BEGIN Exercise materials
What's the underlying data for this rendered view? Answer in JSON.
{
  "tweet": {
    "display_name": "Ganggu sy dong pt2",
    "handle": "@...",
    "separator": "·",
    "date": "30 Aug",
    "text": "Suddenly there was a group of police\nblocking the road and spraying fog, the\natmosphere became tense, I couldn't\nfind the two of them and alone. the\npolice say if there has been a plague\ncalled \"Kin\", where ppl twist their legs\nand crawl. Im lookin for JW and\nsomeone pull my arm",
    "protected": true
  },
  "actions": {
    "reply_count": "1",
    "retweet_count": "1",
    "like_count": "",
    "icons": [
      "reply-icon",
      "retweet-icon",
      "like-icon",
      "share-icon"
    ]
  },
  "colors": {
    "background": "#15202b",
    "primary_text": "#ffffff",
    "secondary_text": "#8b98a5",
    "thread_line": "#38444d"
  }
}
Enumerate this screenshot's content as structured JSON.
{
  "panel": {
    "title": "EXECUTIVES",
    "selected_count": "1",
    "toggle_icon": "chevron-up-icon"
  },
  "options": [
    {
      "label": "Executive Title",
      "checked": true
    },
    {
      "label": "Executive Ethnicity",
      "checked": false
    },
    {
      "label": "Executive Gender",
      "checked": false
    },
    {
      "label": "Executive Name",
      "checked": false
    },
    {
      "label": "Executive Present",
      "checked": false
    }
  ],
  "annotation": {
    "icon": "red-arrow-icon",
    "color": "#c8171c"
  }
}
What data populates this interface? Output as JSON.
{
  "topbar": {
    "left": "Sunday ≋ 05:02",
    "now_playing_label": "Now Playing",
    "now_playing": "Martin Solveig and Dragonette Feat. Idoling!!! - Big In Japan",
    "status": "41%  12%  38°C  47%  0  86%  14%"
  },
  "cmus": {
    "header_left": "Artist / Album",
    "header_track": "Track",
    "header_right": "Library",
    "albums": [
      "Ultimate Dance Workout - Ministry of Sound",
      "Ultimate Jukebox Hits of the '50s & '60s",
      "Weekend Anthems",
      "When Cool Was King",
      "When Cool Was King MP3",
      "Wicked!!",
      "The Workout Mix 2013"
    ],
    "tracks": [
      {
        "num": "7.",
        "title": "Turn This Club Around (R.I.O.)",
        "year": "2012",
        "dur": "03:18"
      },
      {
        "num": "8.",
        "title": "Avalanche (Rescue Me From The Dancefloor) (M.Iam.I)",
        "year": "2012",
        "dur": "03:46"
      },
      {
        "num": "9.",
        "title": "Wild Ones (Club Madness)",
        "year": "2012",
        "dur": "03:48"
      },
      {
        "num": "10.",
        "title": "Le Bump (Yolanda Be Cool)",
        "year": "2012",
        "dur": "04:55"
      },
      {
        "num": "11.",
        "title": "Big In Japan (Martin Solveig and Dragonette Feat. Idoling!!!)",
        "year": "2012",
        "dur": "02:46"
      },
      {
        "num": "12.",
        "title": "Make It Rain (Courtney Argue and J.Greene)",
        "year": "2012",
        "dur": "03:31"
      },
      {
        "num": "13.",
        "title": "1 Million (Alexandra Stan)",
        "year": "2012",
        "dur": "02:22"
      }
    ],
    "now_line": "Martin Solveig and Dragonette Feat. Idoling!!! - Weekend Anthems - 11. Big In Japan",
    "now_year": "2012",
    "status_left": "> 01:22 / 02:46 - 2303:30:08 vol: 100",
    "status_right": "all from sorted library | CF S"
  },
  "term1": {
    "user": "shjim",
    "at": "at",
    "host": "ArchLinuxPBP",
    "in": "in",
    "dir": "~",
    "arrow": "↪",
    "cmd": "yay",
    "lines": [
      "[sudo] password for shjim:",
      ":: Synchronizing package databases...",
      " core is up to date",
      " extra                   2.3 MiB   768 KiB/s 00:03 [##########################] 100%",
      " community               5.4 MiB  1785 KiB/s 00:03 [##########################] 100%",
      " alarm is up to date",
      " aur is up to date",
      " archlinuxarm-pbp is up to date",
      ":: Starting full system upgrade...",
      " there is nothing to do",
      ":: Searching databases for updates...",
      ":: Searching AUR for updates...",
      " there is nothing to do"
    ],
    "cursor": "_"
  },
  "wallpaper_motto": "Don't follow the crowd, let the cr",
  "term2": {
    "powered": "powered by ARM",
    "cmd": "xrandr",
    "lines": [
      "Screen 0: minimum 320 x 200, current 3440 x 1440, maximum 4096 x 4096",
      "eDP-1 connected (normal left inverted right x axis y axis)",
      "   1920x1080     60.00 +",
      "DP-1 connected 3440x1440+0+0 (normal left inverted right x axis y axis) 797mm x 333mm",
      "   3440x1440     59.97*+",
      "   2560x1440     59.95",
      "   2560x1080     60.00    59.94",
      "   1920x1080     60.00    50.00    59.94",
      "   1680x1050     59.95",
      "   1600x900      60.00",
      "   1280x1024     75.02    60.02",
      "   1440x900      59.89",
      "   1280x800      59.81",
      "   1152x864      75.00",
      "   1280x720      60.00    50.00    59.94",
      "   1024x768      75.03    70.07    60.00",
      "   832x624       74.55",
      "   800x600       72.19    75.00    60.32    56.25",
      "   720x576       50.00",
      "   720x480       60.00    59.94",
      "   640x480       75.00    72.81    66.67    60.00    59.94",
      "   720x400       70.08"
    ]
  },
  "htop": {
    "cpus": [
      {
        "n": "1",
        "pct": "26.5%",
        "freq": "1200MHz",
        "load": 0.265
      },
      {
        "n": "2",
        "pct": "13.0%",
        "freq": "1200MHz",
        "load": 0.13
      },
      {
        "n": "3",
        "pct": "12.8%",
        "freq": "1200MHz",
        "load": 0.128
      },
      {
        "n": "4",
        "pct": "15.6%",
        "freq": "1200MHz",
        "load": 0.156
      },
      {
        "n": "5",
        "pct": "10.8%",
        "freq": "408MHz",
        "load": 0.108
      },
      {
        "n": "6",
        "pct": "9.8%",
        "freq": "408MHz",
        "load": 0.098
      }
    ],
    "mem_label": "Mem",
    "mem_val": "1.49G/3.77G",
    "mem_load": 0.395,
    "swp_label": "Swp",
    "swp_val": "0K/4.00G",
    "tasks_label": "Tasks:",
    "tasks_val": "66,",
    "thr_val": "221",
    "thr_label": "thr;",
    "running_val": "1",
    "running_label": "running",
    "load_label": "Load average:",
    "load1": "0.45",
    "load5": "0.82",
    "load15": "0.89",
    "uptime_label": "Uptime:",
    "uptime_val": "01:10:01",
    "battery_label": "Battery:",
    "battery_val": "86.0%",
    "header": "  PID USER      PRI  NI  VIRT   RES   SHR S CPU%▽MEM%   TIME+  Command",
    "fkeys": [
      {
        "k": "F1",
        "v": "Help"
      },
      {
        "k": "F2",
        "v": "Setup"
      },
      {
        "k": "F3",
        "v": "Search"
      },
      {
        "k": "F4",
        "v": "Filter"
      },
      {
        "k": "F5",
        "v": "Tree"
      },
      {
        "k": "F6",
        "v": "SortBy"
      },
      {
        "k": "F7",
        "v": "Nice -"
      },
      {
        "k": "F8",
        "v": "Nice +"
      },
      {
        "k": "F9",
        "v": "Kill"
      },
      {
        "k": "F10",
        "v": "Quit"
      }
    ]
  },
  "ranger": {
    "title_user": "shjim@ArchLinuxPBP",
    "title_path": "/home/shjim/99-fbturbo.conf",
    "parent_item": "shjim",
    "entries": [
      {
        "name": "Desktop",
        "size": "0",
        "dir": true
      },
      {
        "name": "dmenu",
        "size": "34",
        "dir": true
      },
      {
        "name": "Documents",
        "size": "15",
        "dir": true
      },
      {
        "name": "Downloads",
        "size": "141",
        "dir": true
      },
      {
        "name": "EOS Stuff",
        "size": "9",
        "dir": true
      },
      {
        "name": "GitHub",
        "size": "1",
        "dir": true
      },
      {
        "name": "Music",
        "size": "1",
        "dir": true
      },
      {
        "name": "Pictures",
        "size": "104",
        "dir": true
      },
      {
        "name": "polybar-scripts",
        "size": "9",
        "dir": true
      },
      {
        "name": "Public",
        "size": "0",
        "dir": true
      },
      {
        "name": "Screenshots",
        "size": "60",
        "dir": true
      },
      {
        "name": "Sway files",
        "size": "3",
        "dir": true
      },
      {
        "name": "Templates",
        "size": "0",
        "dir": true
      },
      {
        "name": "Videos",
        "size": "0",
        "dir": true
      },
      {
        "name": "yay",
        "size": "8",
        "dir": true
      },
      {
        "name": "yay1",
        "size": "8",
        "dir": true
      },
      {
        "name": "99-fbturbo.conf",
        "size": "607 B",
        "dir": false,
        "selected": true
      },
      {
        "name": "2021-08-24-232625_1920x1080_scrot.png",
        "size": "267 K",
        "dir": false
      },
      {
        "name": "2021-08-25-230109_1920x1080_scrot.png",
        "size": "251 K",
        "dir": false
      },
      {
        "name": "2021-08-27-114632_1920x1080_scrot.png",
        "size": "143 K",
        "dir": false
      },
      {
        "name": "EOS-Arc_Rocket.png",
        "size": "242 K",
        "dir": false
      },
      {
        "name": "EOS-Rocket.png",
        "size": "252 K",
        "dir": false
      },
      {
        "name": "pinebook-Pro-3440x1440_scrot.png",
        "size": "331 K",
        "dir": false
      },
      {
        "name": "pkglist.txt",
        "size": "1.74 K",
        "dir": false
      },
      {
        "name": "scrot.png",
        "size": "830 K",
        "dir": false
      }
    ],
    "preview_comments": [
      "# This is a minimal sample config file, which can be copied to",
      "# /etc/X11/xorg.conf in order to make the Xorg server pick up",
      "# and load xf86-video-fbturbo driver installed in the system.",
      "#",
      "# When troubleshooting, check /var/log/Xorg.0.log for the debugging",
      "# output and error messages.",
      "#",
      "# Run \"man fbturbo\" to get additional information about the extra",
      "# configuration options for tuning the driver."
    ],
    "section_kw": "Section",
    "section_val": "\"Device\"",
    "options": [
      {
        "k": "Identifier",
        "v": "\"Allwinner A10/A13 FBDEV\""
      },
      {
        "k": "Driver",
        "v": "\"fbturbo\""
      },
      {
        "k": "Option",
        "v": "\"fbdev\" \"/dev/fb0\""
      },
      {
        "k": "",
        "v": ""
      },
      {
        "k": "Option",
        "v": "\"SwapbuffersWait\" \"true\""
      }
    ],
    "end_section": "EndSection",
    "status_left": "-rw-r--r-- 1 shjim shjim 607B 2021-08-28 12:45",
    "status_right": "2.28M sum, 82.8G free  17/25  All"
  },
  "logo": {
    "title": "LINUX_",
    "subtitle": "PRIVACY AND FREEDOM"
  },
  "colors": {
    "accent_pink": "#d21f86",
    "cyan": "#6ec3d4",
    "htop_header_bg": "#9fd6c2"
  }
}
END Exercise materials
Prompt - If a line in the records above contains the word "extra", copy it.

Reply to the task -
      " extra                   2.3 MiB   768 KiB/s 00:03 [##########################] 100%",
      "# Run \"man fbturbo\" to get additional information about the extra",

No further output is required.